A former Mountain View High School football player avoided a trial for alleged sexual abuse of a 17-year-old girl Tuesday, but the victim still feels justice was done.
Matthew F. Stroshine, 18, Orem, appeared in 4th District Juvenile Court Tuesday. He was scheduled to undergo a trial on two counts of forcible sexual abuse, a second-degree felony, but instead entered into a plea-in-abeyance agreement with prosecutors.If Stroshine meets certain conditions during the next 12 months, one of the felony sexual abuse counts will be dismissed and the other will be reduced to gross lewdness, a Class A misdemeanor.
For the victim and her family, the agreement accomplishes the objectives they set out to complete when they began contacting news media, government officials, school administrators and coaches of opposing football teams about the case last fall. The family just wanted to see Stroshine admit what he did, get professional help and take steps to ensure he won't assault someone else, prosecutor Chris Yannelli said.
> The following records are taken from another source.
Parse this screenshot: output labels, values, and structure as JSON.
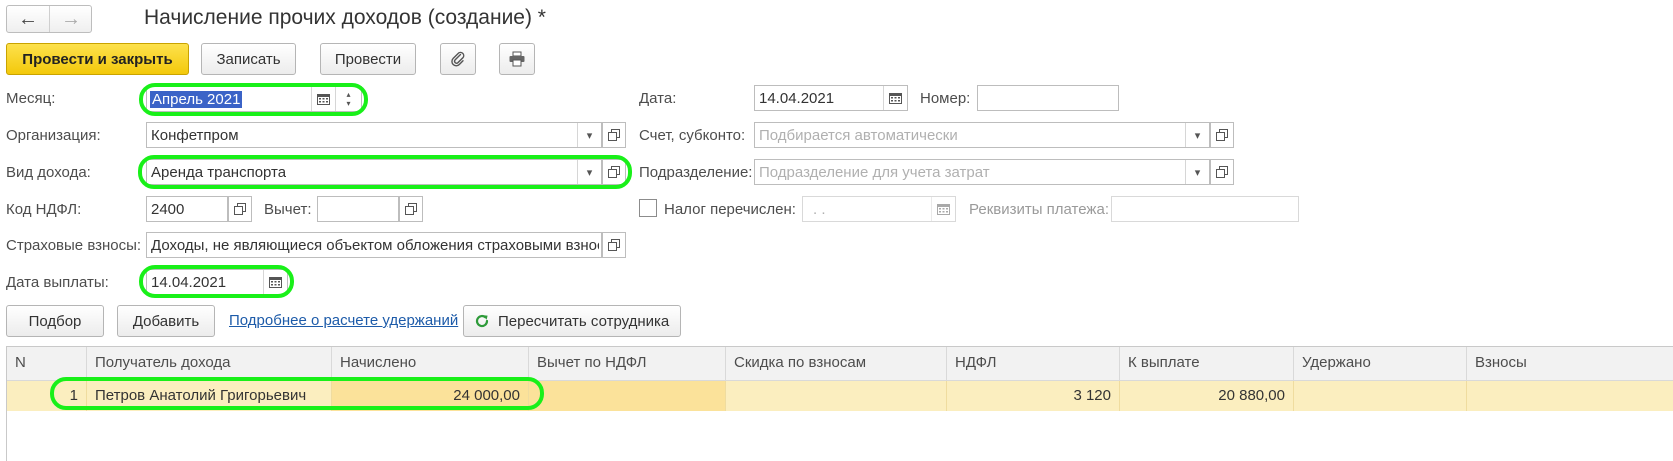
{
  "window": {
    "title": "Начисление прочих доходов (создание) *"
  },
  "nav": {
    "back": "←",
    "forward": "→"
  },
  "toolbar": {
    "post_close": "Провести и закрыть",
    "save": "Записать",
    "post": "Провести"
  },
  "form": {
    "month": {
      "label": "Месяц:",
      "value": "Апрель 2021"
    },
    "organization": {
      "label": "Организация:",
      "value": "Конфетпром"
    },
    "income_type": {
      "label": "Вид дохода:",
      "value": "Аренда транспорта"
    },
    "ndfl_code": {
      "label": "Код НДФЛ:",
      "value": "2400"
    },
    "deduction": {
      "label": "Вычет:",
      "value": ""
    },
    "insurance": {
      "label": "Страховые взносы:",
      "value": "Доходы, не являющиеся объектом обложения страховыми взносами"
    },
    "pay_date": {
      "label": "Дата выплаты:",
      "value": "14.04.2021"
    },
    "date": {
      "label": "Дата:",
      "value": "14.04.2021"
    },
    "number": {
      "label": "Номер:",
      "value": ""
    },
    "account": {
      "label": "Счет, субконто:",
      "placeholder": "Подбирается автоматически"
    },
    "division": {
      "label": "Подразделение:",
      "placeholder": "Подразделение для учета затрат"
    },
    "tax_paid": {
      "label": "Налог перечислен:",
      "date_placeholder": " .  .",
      "checked": false
    },
    "payment_details": {
      "label": "Реквизиты платежа:",
      "value": ""
    }
  },
  "actions": {
    "select": "Подбор",
    "add": "Добавить",
    "details_link": "Подробнее о расчете удержаний",
    "recalc": "Пересчитать сотрудника"
  },
  "table": {
    "columns": [
      "N",
      "Получатель дохода",
      "Начислено",
      "Вычет по НДФЛ",
      "Скидка по взносам",
      "НДФЛ",
      "К выплате",
      "Удержано",
      "Взносы"
    ],
    "rows": [
      {
        "n": "1",
        "recipient": "Петров Анатолий Григорьевич",
        "accrued": "24 000,00",
        "deduction": "",
        "discount": "",
        "ndfl": "3 120",
        "payout": "20 880,00",
        "withheld": "",
        "contrib": ""
      }
    ]
  },
  "colors": {
    "highlight": "#19f019",
    "primary": "#f3c90b",
    "row": "#fbeebf",
    "link": "#1d5ba9"
  }
}
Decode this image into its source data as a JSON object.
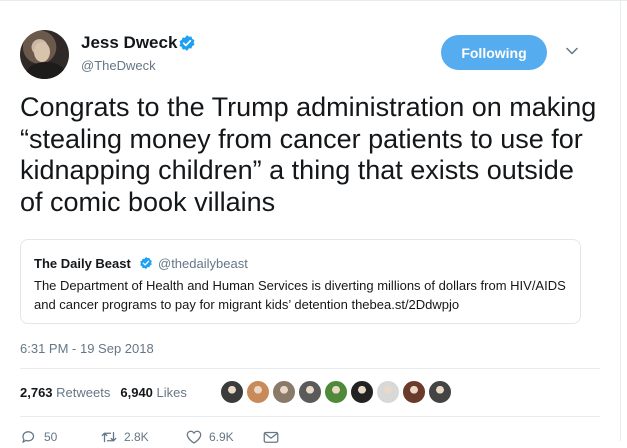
{
  "author": {
    "name": "Jess Dweck",
    "handle": "@TheDweck"
  },
  "follow_button": {
    "label": "Following"
  },
  "tweet": {
    "text": "Congrats to the Trump administration on making “stealing money from cancer patients to use for kidnapping children” a thing that exists outside of comic book villains"
  },
  "quoted_tweet": {
    "name": "The Daily Beast",
    "handle": "@thedailybeast",
    "text": "The Department of Health and Human Services is diverting millions of dollars from HIV/AIDS and cancer programs to pay for migrant kids’ detention thebea.st/2Ddwpjo"
  },
  "timestamp": "6:31 PM - 19 Sep 2018",
  "stats": {
    "retweets_count": "2,763",
    "retweets_label": "Retweets",
    "likes_count": "6,940",
    "likes_label": "Likes"
  },
  "liker_avatars": [
    {
      "color": "#3b3b3b"
    },
    {
      "color": "#c98a5a"
    },
    {
      "color": "#8a7a6a"
    },
    {
      "color": "#5a5a5a"
    },
    {
      "color": "#4f8a3a"
    },
    {
      "color": "#222222"
    },
    {
      "color": "#d8d8d8"
    },
    {
      "color": "#6a3a2a"
    },
    {
      "color": "#444444"
    }
  ],
  "actions": {
    "reply_count": "50",
    "retweet_count": "2.8K",
    "like_count": "6.9K"
  },
  "colors": {
    "accent": "#55acee",
    "verified": "#1da1f2",
    "muted_text": "#657786"
  }
}
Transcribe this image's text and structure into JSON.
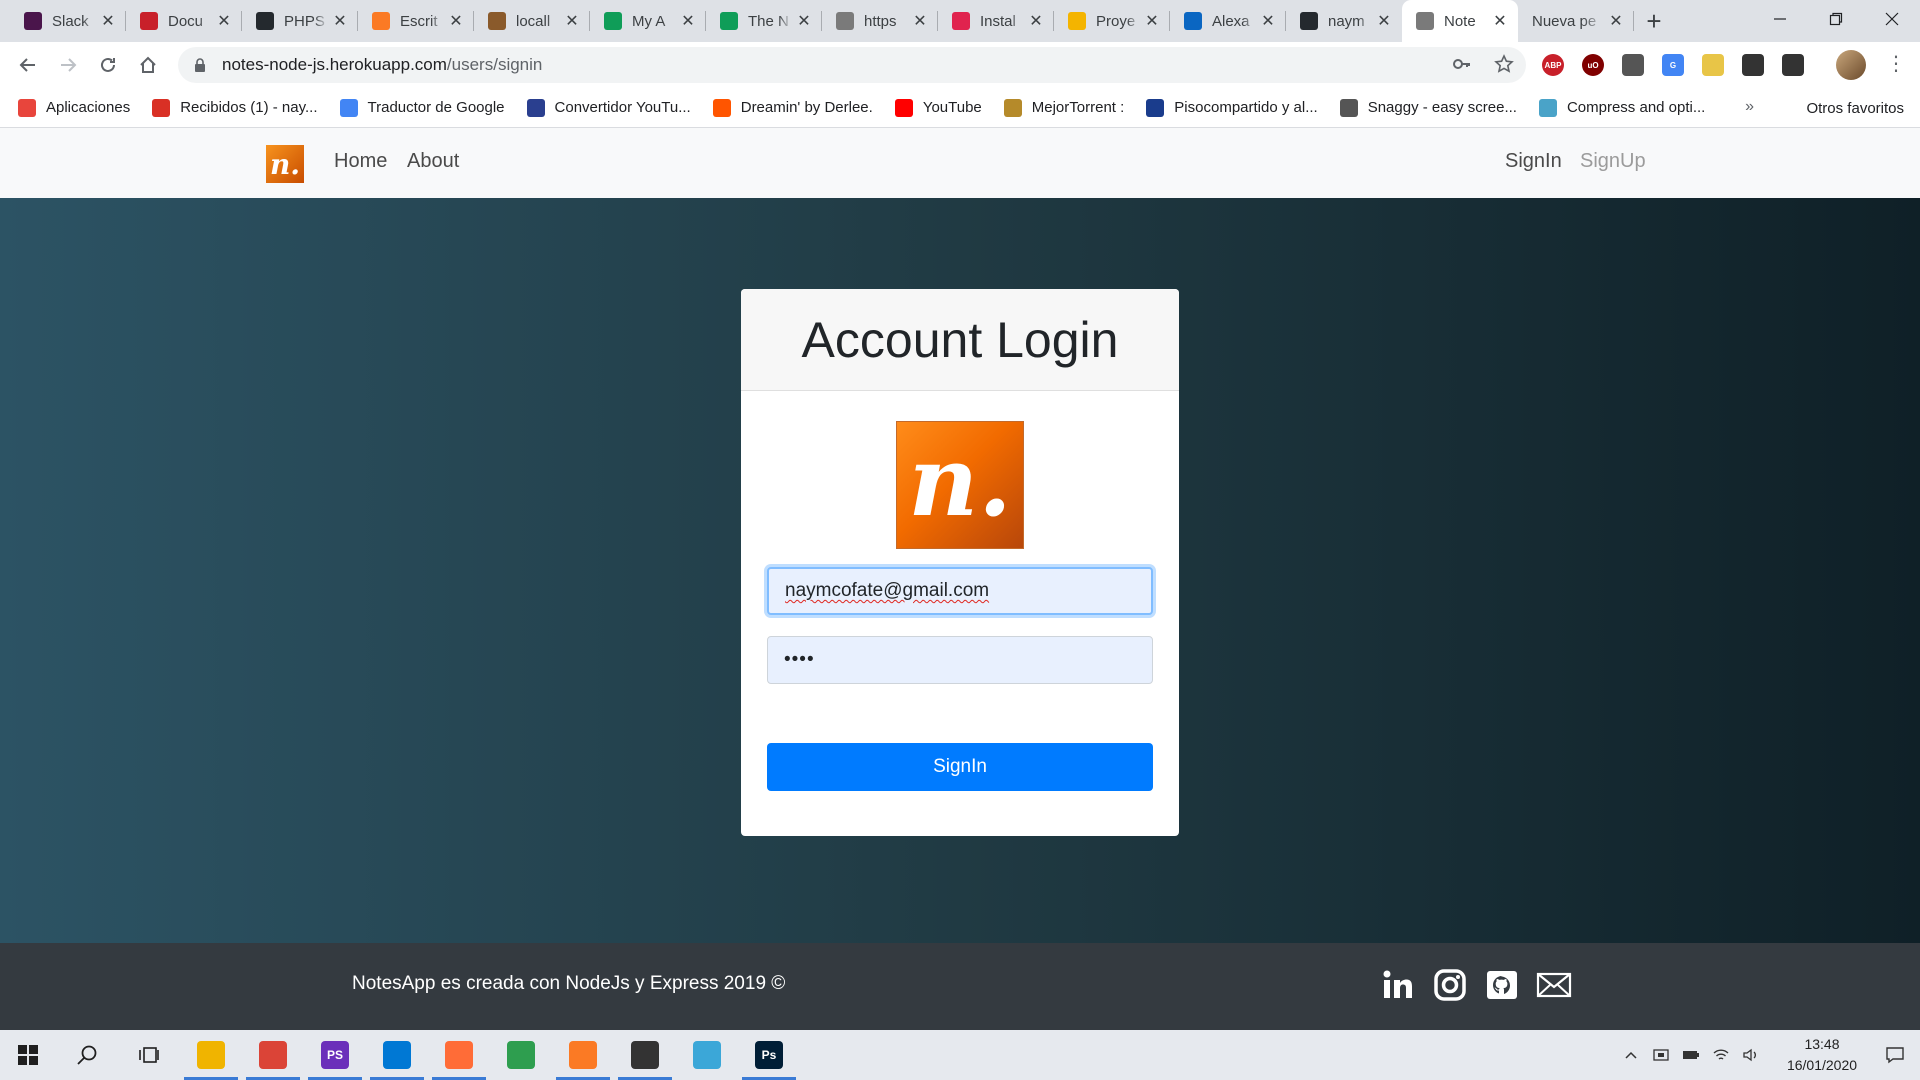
{
  "browser": {
    "tabs": [
      {
        "title": "Slack",
        "icon": "slack-icon",
        "color": "#4a154b"
      },
      {
        "title": "Docu",
        "icon": "pdf-icon",
        "color": "#c8202a"
      },
      {
        "title": "PHPS",
        "icon": "github-icon",
        "color": "#24292e"
      },
      {
        "title": "Escrit",
        "icon": "xampp-icon",
        "color": "#fb7a24"
      },
      {
        "title": "locall",
        "icon": "tent-icon",
        "color": "#8a5a2b"
      },
      {
        "title": "My A",
        "icon": "sheet-icon",
        "color": "#0f9d58"
      },
      {
        "title": "The N",
        "icon": "sheet-icon",
        "color": "#0f9d58"
      },
      {
        "title": "https",
        "icon": "globe-icon",
        "color": "#7a7a7a"
      },
      {
        "title": "Instal",
        "icon": "nest-icon",
        "color": "#e0234e"
      },
      {
        "title": "Proye",
        "icon": "slides-icon",
        "color": "#f4b400"
      },
      {
        "title": "Alexa",
        "icon": "linkedin-icon",
        "color": "#0a66c2"
      },
      {
        "title": "naym",
        "icon": "github-icon",
        "color": "#24292e"
      },
      {
        "title": "Note",
        "icon": "globe-icon",
        "color": "#7a7a7a",
        "active": true
      },
      {
        "title": "Nueva pe",
        "icon": "none",
        "color": "#ffffff"
      }
    ],
    "new_tab_label": "+",
    "url_host": "notes-node-js.herokuapp.com",
    "url_path": "/users/signin",
    "extensions": [
      {
        "label": "ABP",
        "color": "#c8202a"
      },
      {
        "label": "uO",
        "color": "#800000"
      },
      {
        "label": "",
        "color": "#555555"
      },
      {
        "label": "G",
        "color": "#4285f4"
      },
      {
        "label": "",
        "color": "#e8c547"
      },
      {
        "label": "",
        "color": "#333333"
      },
      {
        "label": "",
        "color": "#333333"
      }
    ],
    "bookmarks": [
      {
        "label": "Aplicaciones",
        "color": "#e8453c"
      },
      {
        "label": "Recibidos (1) - nay...",
        "color": "#d93025"
      },
      {
        "label": "Traductor de Google",
        "color": "#4285f4"
      },
      {
        "label": "Convertidor YouTu...",
        "color": "#2a3f8f"
      },
      {
        "label": "Dreamin' by Derlee.",
        "color": "#ff5500"
      },
      {
        "label": "YouTube",
        "color": "#ff0000"
      },
      {
        "label": "MejorTorrent :",
        "color": "#b58a2a"
      },
      {
        "label": "Pisocompartido y al...",
        "color": "#1a3c8c"
      },
      {
        "label": "Snaggy - easy scree...",
        "color": "#555555"
      },
      {
        "label": "Compress and opti...",
        "color": "#4aa3c8"
      }
    ],
    "bookmarks_more": "»",
    "other_bookmarks": "Otros favoritos"
  },
  "site": {
    "nav": {
      "brand": "n.",
      "links": [
        "Home",
        "About"
      ],
      "right_links": [
        "SignIn",
        "SignUp"
      ]
    },
    "login": {
      "title": "Account Login",
      "logo_letter": "n.",
      "email": "naymcofate@gmail.com",
      "password": "••••",
      "submit": "SignIn"
    },
    "footer": {
      "text": "NotesApp es creada con NodeJs y Express 2019 ©",
      "socials": [
        "linkedin-icon",
        "instagram-icon",
        "github-icon",
        "mail-icon"
      ]
    }
  },
  "taskbar": {
    "apps": [
      {
        "name": "file-explorer-icon",
        "color": "#f0b400",
        "label": "",
        "active": true
      },
      {
        "name": "chrome-icon",
        "color": "#db4437",
        "label": "",
        "active": true
      },
      {
        "name": "phpstorm-icon",
        "color": "#6b2fba",
        "label": "PS",
        "active": true
      },
      {
        "name": "vscode-icon",
        "color": "#0078d4",
        "label": "",
        "active": true
      },
      {
        "name": "postman-icon",
        "color": "#ff6c37",
        "label": "",
        "active": true
      },
      {
        "name": "robo3t-icon",
        "color": "#2e9e4f",
        "label": "",
        "active": false
      },
      {
        "name": "xampp-icon",
        "color": "#fb7a24",
        "label": "",
        "active": true
      },
      {
        "name": "editor-icon",
        "color": "#333333",
        "label": "",
        "active": true
      },
      {
        "name": "notepad-icon",
        "color": "#3ba7d8",
        "label": "",
        "active": false
      },
      {
        "name": "photoshop-icon",
        "color": "#001e36",
        "label": "Ps",
        "active": true
      }
    ],
    "time": "13:48",
    "date": "16/01/2020"
  }
}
"The settlement agreement accomplishes what we feel is a just punishment for this disturbed young man," the girl's family said in a statement. "Not only must Matthew Stroshine accept the responsibility of his guilt, he has the opportunity to change his life."
On Oct. 15, Stroshine was charged in juvenile court with assaulting the girl while they were watching movies with friends in an Orem home Aug. 18. The girl told police a boy touched her genitals and made her touch his without her consent.
On Tuesday, the victim was present in court while Stroshine told Judge Sterling B. Sainsbury that he would submit to conditions of the agreement. About a dozen high school students also attended the hearing to show support for the victim.
The girl's family said they allowed prosecutors to pursue the agreement because they realized a trial might inflict further emotional damage on the victim. She already has undergone "an insurmountable amount of pain," she said.
Stroshine was ordered to commit no crimes during 12 months, to participate in counseling related to his conduct and to submit a pro-gress report to the court every three months. Sainsbury also told him to have no contact with the victim or her family and to pay a fine of $200.
"You have 12 months to prove to the court, to your family and to everyone else that this type of conduct is not characteristic of the kind of person you are going to be," Sainsbury told Stroshine.
The judge told Stroshine that at the end of a year, "I hope you can say to yourself, `I've paid the price; I can move on with my life.' I don't want to see you back here, but if you do, the penalty will be severe," Sainsbury said.
Yannelli said the agreement is fair because it won't result in all charges simply being dropped if Stroshine completes the conditions. The Class A misdemeanor will remain on Stroshine's juvenile record.
"He admits to the felony charge, but it's held open for 12 months," Yannelli said.
If Stroshine were to violate conditions of the plea-in-abeyance, attorneys could proceed with prosecution of the two felony sexual abuse counts.